GSA wants to ease out of offering shared HR services, says Anne Rung.
The Department of Homeland Security is about to unveil another shared service for federal users.
DHS's "Carwash" service is essentially a security scrub that will accelerate mobile applications development for other federal agencies, said Keith Trippie, executive director of the department’s enterprise system development office.
The application, which he said would become available in October, will check mobile apps' code, insure they meet standards for accessible use and will let app developers know about vulnerabilities that come to light as the app is used, allowing faster corrections of those weaknesses. The service will be offered at no charge for an initial 90 days, said Trippie. The agency is currently working out a pricing plan.

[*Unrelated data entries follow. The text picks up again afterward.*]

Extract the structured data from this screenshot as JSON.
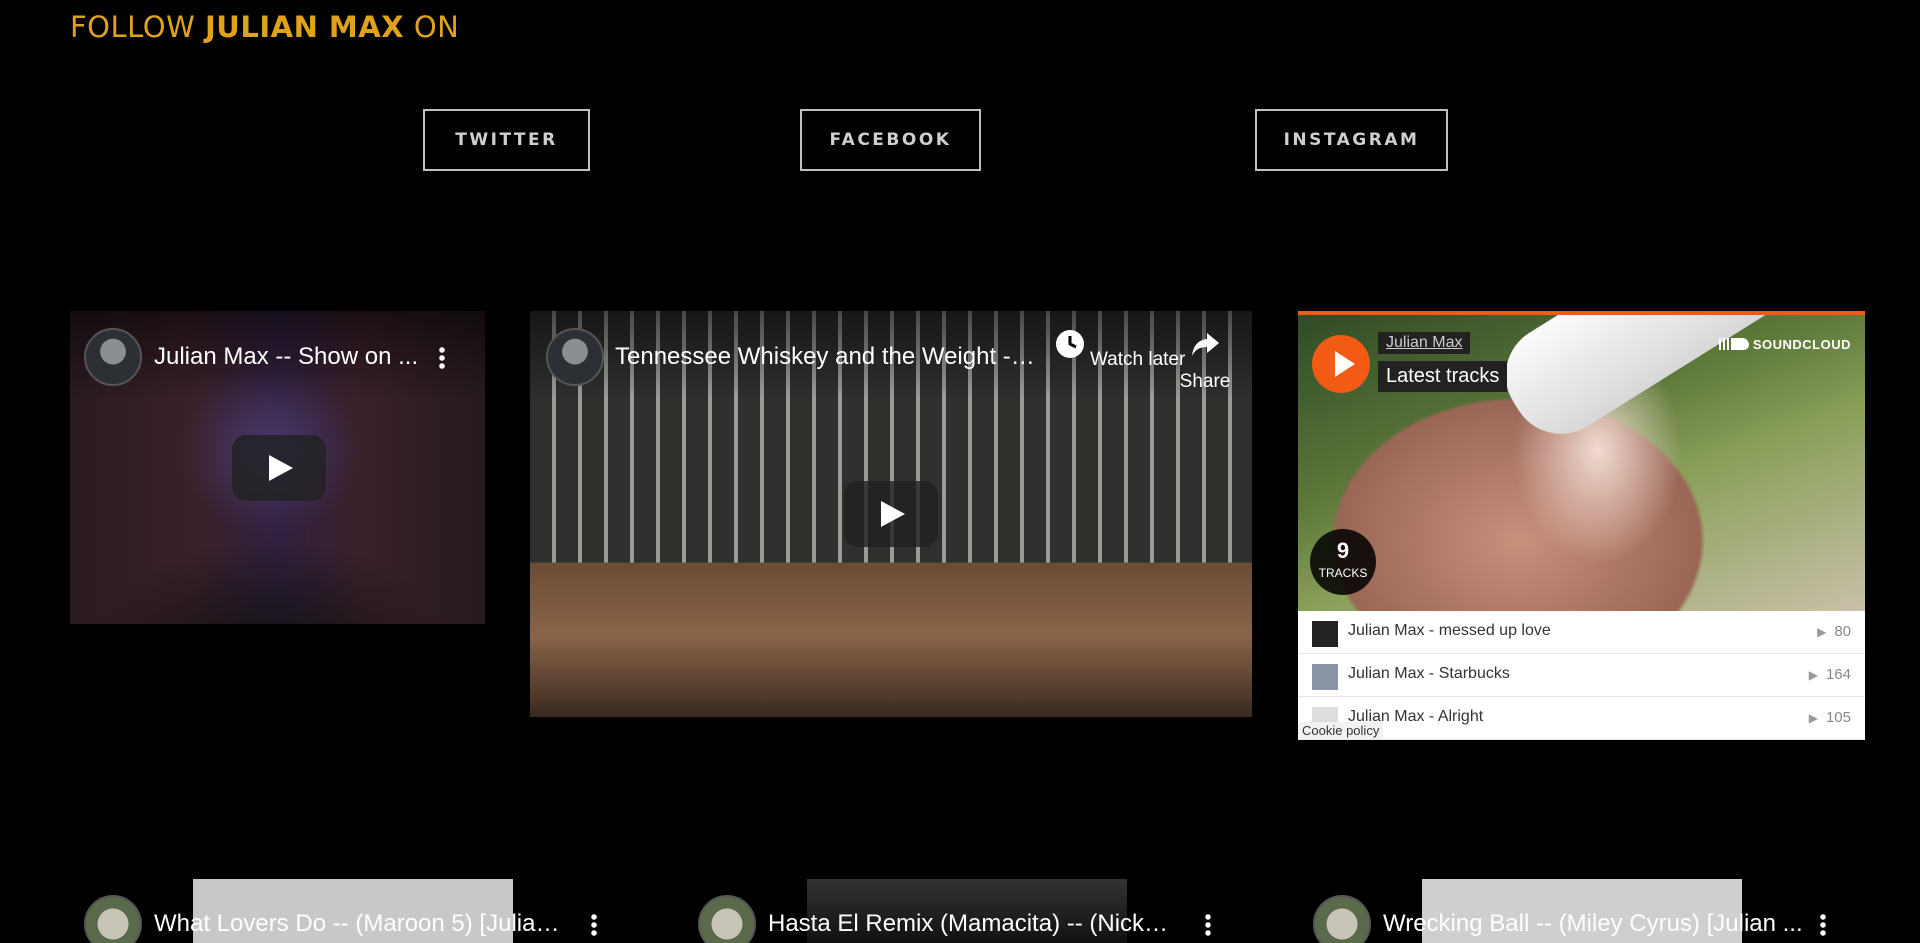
{
  "follow": {
    "prefix": "FOLLOW ",
    "name": "JULIAN MAX",
    "suffix": " ON"
  },
  "social": {
    "twitter": "TWITTER",
    "facebook": "FACEBOOK",
    "instagram": "INSTAGRAM"
  },
  "videos": [
    {
      "title": "Julian Max -- Show on ..."
    },
    {
      "title": "Tennessee Whiskey and the Weight --...",
      "watch_later": "Watch later",
      "share": "Share"
    },
    {
      "title": "What Lovers Do -- (Maroon 5) [Julian..."
    },
    {
      "title": "Hasta El Remix (Mamacita) -- (Nicky ..."
    },
    {
      "title": "Wrecking Ball -- (Miley Cyrus) [Julian ..."
    }
  ],
  "soundcloud": {
    "user": "Julian Max",
    "label": "Latest tracks",
    "brand": "SOUNDCLOUD",
    "count": "9",
    "count_label": "TRACKS",
    "tracks": [
      {
        "title": "Julian Max - messed up love",
        "plays": "80"
      },
      {
        "title": "Julian Max - Starbucks",
        "plays": "164"
      },
      {
        "title": "Julian Max - Alright",
        "plays": "105"
      }
    ],
    "cookie": "Cookie policy"
  },
  "colors": {
    "accent": "#e0a11b",
    "soundcloud": "#f35a14"
  }
}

Trippie spoke as part of a panel at a shared-services forum in Washington, D.C., on Sept 12. The event illustrated the economic push and pull that shared services exert on federal agencies.
The forum, convened by the American Council for Technology/Industry Advisory Council, hosted a long list of speakers from federal agency shared services providers and suppliers who supplied economic and practical insight.

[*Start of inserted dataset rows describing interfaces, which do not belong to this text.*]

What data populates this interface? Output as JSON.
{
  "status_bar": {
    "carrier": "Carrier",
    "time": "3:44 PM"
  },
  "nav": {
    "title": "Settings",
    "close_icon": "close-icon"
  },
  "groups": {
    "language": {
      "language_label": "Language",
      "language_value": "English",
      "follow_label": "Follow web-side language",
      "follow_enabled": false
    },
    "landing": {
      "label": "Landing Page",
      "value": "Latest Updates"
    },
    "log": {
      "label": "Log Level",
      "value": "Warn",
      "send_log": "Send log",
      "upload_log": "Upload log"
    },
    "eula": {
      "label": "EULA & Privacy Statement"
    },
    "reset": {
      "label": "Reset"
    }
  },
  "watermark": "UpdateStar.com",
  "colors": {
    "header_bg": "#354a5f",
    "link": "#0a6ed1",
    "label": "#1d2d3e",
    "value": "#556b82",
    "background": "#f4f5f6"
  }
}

Anne Rung, associate administrator at GSA's Office of Governmentwide Policy, said her agency is moving away from offering shared human-resources services, having determined such services are not really among its core strengths. The agency will put more emphasis on acquisition, real estate and IT technology, said Rung.
GSA issued a formal request for information on Sept. 12 asking for advice on how to withdraw from HR. HR services provided by GSA, according to the agency's web site, include personnel management, personnel action processing, benefits and retirement services, training and education solution, specialized support for small agencies and financial management solutions. Rung told FCW that a time line for the withdrawal hasn't been finalized.
GSA's focus on a tighter core of shared services offerings and DHS's planned roll out was evidence of what federal CIOs and managers say is a continual interplay of economic and technological forces driving shared services.
A panel of federal agency leaders who have used shared services successfully to cut costs and increase efficiency, shed some light on why shared services can be a mixed blessing.
Tight financial times, said David Fisher, chief risk officer and senior advisor to the commissioner at the Internal Revenue Service, make sharing services more attractive for federal agencies pushed to find less expensive and more efficient ways of doing things. "Shared services are the key to survival," said Doug Nash, CIO at the Forest Service. "We used to do everything ourselves, including IT."
That changed, however. The agency began outsourcing its help desk after finding it unwieldy, he said, adding that he would rather focus on his agency's core duties than tinker with the intricacies of things like network management.
Fisher, who served as the chief administrative officer and chief financial officer of the Government Accountability Office until last May, said federal agencies have to be aware of some of the subtle challenges shared services can bring. Cloud-based shared services, he said, can change acquisition, shifting emphasis from capital expenditures on gear and networks to a longer view as agencies look for more efficiencies from streamlined IT operations.
"Procurement organizations may be struggling. It's a different kind of buy," said Fisher. "The payout is longer."